- _Information given_

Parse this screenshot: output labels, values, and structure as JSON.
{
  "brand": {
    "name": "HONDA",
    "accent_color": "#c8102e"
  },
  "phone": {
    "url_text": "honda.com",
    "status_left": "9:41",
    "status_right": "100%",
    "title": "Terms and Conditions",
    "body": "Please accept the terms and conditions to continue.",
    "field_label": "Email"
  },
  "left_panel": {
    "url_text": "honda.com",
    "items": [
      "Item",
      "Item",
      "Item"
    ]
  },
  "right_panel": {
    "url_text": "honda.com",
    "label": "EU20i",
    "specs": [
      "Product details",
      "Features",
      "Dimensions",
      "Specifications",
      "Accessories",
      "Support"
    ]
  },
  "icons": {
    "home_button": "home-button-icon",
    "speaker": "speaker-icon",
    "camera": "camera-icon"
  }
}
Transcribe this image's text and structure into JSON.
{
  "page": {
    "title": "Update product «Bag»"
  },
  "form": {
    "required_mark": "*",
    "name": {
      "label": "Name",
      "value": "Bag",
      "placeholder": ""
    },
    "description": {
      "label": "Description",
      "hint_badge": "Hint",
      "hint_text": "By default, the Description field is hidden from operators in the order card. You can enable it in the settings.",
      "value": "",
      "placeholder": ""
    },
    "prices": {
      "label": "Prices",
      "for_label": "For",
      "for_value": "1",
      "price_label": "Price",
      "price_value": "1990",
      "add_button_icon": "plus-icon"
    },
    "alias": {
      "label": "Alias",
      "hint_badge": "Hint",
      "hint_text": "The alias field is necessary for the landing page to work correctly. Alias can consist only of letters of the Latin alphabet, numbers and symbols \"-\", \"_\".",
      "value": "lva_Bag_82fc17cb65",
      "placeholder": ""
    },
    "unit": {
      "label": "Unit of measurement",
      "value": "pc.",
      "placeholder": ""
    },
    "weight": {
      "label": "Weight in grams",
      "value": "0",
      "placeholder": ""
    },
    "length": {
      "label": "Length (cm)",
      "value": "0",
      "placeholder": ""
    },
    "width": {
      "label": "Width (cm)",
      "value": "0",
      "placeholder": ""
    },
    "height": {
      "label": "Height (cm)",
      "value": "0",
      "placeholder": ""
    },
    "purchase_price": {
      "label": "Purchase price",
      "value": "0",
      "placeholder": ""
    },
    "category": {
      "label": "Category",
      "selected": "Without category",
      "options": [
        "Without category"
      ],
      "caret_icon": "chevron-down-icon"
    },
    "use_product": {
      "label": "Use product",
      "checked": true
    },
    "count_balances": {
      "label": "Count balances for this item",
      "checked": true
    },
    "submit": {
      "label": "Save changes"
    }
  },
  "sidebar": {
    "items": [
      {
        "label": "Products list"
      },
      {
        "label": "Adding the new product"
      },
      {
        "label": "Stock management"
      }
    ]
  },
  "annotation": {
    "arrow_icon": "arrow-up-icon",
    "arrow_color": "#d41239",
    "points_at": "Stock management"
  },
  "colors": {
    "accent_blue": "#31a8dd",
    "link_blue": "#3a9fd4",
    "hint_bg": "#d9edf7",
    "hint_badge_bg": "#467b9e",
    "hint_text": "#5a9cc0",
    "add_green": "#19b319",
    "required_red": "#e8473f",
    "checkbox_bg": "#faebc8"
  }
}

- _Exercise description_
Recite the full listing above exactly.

- _Result of the task_
Parse this screenshot: output labels, values, and structure as JSON.
{
  "brand": {
    "name": "HONDA",
    "accent_color": "#c8102e"
  },
  "phone": {
    "url_text": "honda.com",
    "status_left": "9:41",
    "status_right": "100%",
    "title": "Terms and Conditions",
    "body": "Please accept the terms and conditions to continue.",
    "field_label": "Email"
  },
  "left_panel": {
    "url_text": "honda.com",
    "items": [
      "Item",
      "Item",
      "Item"
    ]
  },
  "right_panel": {
    "url_text": "honda.com",
    "label": "EU20i",
    "specs": [
      "Product details",
      "Features",
      "Dimensions",
      "Specifications",
      "Accessories",
      "Support"
    ]
  },
  "icons": {
    "home_button": "home-button-icon",
    "speaker": "speaker-icon",
    "camera": "camera-icon"
  }
}
Transcribe this image's text and structure into JSON.
{
  "page": {
    "title": "Update product «Bag»"
  },
  "form": {
    "required_mark": "*",
    "name": {
      "label": "Name",
      "value": "Bag",
      "placeholder": ""
    },
    "description": {
      "label": "Description",
      "hint_badge": "Hint",
      "hint_text": "By default, the Description field is hidden from operators in the order card. You can enable it in the settings.",
      "value": "",
      "placeholder": ""
    },
    "prices": {
      "label": "Prices",
      "for_label": "For",
      "for_value": "1",
      "price_label": "Price",
      "price_value": "1990",
      "add_button_icon": "plus-icon"
    },
    "alias": {
      "label": "Alias",
      "hint_badge": "Hint",
      "hint_text": "The alias field is necessary for the landing page to work correctly. Alias can consist only of letters of the Latin alphabet, numbers and symbols \"-\", \"_\".",
      "value": "lva_Bag_82fc17cb65",
      "placeholder": ""
    },
    "unit": {
      "label": "Unit of measurement",
      "value": "pc.",
      "placeholder": ""
    },
    "weight": {
      "label": "Weight in grams",
      "value": "0",
      "placeholder": ""
    },
    "length": {
      "label": "Length (cm)",
      "value": "0",
      "placeholder": ""
    },
    "width": {
      "label": "Width (cm)",
      "value": "0",
      "placeholder": ""
    },
    "height": {
      "label": "Height (cm)",
      "value": "0",
      "placeholder": ""
    },
    "purchase_price": {
      "label": "Purchase price",
      "value": "0",
      "placeholder": ""
    },
    "category": {
      "label": "Category",
      "selected": "Without category",
      "options": [
        "Without category"
      ],
      "caret_icon": "chevron-down-icon"
    },
    "use_product": {
      "label": "Use product",
      "checked": true
    },
    "count_balances": {
      "label": "Count balances for this item",
      "checked": true
    },
    "submit": {
      "label": "Save changes"
    }
  },
  "sidebar": {
    "items": [
      {
        "label": "Products list"
      },
      {
        "label": "Adding the new product"
      },
      {
        "label": "Stock management"
      }
    ]
  },
  "annotation": {
    "arrow_icon": "arrow-up-icon",
    "arrow_color": "#d41239",
    "points_at": "Stock management"
  },
  "colors": {
    "accent_blue": "#31a8dd",
    "link_blue": "#3a9fd4",
    "hint_bg": "#d9edf7",
    "hint_badge_bg": "#467b9e",
    "hint_text": "#5a9cc0",
    "add_green": "#19b319",
    "required_red": "#e8473f",
    "checkbox_bg": "#faebc8"
  }
}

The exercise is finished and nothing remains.